**TASK STATEMENT**
From the data, return each line holding the word "username".

= = =

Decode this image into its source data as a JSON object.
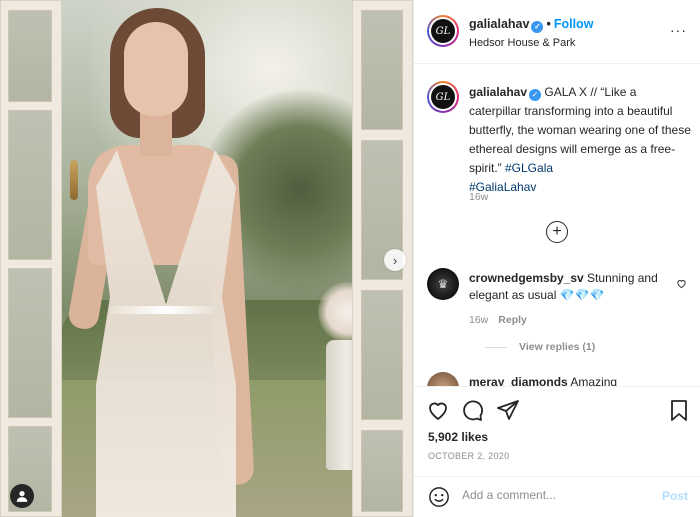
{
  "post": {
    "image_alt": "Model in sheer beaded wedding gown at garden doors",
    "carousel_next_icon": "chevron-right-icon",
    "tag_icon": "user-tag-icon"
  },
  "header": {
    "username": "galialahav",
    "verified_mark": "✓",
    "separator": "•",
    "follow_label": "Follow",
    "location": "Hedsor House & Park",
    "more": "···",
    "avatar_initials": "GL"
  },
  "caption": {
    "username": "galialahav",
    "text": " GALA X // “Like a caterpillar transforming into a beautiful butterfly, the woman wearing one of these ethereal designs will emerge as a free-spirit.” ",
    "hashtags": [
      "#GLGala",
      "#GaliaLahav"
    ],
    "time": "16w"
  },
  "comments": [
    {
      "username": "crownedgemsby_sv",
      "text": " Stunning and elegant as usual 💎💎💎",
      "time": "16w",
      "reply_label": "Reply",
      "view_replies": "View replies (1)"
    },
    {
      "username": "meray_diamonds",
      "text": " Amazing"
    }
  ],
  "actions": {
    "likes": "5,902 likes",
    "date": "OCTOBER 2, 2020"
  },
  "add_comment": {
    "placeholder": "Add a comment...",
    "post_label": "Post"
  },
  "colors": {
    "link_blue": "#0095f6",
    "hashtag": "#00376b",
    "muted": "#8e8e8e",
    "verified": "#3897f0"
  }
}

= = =

**ANSWER SECTION**
    "username": "galialahav",
    "username": "galialahav",
      "username": "crownedgemsby_sv",
      "username": "meray_diamonds",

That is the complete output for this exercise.